Information from the National Library of Medicine

To learn more about this study, you or your doctor may contact the study research staff using the contact information provided by the sponsor.

Please refer to this study by its identifier (NCT number): NCT01466218

United States, New York
Icahn School of Medicine at Mount Sinai
New York, New York, United States, 10029
Sponsors and Collaborators
Icahn School of Medicine at Mount Sinai
National Institute for Occupational Safety and Health (NIOSH/CDC)
Principal Investigator: Mary Ann McLaughlin, MD, MPH Icahn School of Medicine at Mount Sinai

2010 Annual Report on 9/11 Health. Available at:
Croft L, McLaughlin MA, Bander J, et al. First Documentation of Cardiac Dysfunction Following Exposure to the World Trade Center Disaster.

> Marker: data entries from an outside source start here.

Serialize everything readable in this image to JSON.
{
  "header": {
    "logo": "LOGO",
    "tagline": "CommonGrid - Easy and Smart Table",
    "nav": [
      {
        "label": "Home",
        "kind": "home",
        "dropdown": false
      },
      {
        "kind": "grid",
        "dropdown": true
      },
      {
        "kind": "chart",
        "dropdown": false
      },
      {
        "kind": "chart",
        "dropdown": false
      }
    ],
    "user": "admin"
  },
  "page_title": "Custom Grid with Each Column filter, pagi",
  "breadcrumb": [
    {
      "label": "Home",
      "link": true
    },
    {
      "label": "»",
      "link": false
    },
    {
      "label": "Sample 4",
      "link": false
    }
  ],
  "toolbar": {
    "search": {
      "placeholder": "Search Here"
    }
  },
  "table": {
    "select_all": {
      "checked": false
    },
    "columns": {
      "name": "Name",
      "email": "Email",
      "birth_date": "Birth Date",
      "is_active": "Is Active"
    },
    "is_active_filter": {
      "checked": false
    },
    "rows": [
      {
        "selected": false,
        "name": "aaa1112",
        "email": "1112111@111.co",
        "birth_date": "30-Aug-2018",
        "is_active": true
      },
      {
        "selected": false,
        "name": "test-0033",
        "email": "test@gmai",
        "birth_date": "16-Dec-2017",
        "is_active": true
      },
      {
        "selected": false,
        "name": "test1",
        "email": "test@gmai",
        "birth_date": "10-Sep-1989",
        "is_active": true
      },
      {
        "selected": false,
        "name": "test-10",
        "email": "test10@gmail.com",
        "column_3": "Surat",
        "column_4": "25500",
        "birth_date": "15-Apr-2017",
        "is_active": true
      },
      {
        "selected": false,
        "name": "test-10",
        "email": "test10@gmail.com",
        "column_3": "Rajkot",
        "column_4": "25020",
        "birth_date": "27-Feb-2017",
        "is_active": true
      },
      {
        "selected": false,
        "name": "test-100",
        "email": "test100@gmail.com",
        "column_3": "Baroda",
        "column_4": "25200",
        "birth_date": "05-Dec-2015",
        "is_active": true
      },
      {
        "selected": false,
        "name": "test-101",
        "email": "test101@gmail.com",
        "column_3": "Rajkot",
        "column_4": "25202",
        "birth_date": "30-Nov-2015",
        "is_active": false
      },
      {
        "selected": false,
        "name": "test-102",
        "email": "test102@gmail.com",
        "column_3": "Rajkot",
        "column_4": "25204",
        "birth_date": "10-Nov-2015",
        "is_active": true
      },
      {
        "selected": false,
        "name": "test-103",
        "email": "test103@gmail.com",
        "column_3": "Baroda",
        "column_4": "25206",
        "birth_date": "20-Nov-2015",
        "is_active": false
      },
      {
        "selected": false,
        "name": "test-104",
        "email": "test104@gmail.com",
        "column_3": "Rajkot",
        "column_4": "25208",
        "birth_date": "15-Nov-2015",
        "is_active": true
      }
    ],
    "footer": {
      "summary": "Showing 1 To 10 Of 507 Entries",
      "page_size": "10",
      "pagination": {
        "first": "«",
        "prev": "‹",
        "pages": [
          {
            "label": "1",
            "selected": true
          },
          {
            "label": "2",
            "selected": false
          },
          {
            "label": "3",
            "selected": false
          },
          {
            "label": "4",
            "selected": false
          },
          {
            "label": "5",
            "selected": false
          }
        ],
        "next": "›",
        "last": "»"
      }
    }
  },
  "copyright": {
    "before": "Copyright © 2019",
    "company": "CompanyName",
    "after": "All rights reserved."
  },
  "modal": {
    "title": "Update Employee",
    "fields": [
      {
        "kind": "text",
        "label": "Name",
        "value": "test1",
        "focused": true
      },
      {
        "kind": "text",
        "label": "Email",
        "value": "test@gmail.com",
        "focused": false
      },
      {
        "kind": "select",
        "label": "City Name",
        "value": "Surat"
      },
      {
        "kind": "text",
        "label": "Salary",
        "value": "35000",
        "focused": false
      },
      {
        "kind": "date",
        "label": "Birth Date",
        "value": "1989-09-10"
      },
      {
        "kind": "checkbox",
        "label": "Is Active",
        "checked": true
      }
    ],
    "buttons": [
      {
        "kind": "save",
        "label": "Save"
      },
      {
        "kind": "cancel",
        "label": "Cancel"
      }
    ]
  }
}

JACC. 2010;55:A86.E810.
McLaughlin MA, Tamler R, Woodward M, Moline J, Sawit ST, O'Boyle J, Berookhim B, Lu K, Bar-Chama N. Hypogonadism is Independently Associated with Obstructive Sleep Apnea in Middle-aged Men. Poster session presented at: American Heart Association Quality of Care and Outcomes Research 2011 Scientific Sessions; 2011 May 12-14; Washington, DC.
Clark RN, Green R, Swayze G, et al. Environmental studies of the World Trade Center area after the September 11, 2001 attack. Available at:

Responsible Party: Icahn School of Medicine at Mount Sinai Identifier: NCT01466218     History of Changes
Other Study ID Numbers: GCO 11-0618
BAA (2011-Q-13340) ( Other Identifier: NIOSH )
First Posted: November 7, 2011    Key Record Dates
Last Update Posted: July 1, 2014
Last Verified: June 2014

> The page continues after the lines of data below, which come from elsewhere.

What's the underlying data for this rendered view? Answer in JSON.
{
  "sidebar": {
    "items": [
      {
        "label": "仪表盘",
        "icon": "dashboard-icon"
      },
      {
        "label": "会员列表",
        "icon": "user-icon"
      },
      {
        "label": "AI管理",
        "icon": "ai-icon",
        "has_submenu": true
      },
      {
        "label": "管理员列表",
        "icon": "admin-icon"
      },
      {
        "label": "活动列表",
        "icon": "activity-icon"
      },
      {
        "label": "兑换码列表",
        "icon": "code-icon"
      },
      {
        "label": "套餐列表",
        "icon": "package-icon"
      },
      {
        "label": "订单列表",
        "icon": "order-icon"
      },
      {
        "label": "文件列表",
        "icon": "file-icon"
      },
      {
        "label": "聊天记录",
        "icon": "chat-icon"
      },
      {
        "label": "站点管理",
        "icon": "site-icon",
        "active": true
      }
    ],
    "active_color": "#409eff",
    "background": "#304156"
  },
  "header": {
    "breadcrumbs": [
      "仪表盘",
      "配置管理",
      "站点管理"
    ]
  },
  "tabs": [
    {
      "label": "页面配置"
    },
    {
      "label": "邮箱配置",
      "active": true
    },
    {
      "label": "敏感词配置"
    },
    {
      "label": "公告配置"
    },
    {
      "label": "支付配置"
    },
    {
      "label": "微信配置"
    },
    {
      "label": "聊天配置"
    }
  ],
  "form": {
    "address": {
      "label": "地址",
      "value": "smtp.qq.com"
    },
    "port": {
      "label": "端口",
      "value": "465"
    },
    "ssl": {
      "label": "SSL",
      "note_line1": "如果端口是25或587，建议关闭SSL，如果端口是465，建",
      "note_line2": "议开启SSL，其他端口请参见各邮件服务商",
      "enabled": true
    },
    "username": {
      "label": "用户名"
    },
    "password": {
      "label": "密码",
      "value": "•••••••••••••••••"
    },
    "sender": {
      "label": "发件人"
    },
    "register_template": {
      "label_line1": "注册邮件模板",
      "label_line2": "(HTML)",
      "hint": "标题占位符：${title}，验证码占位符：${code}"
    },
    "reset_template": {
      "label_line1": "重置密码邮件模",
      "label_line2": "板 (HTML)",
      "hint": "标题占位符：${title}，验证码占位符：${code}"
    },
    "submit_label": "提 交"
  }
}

Keywords provided by Icahn School of Medicine at Mount Sinai:
pulmonary function abnormalities
pulmonary disease
cardiac disease
cardiopulmonary disease
obstructive sleep apnea
cardiovascular disease
particulate matter

Additional relevant MeSH terms:
Lung Diseases
Cardiovascular Diseases
Sleep Apnea Syndromes
Sleep Apnea, Obstructive
Heart Diseases
Pulmonary Heart Disease
Respiratory Tract Diseases
Respiration Disorders
Sleep Disorders, Intrinsic
Sleep Wake Disorders
Nervous System Diseases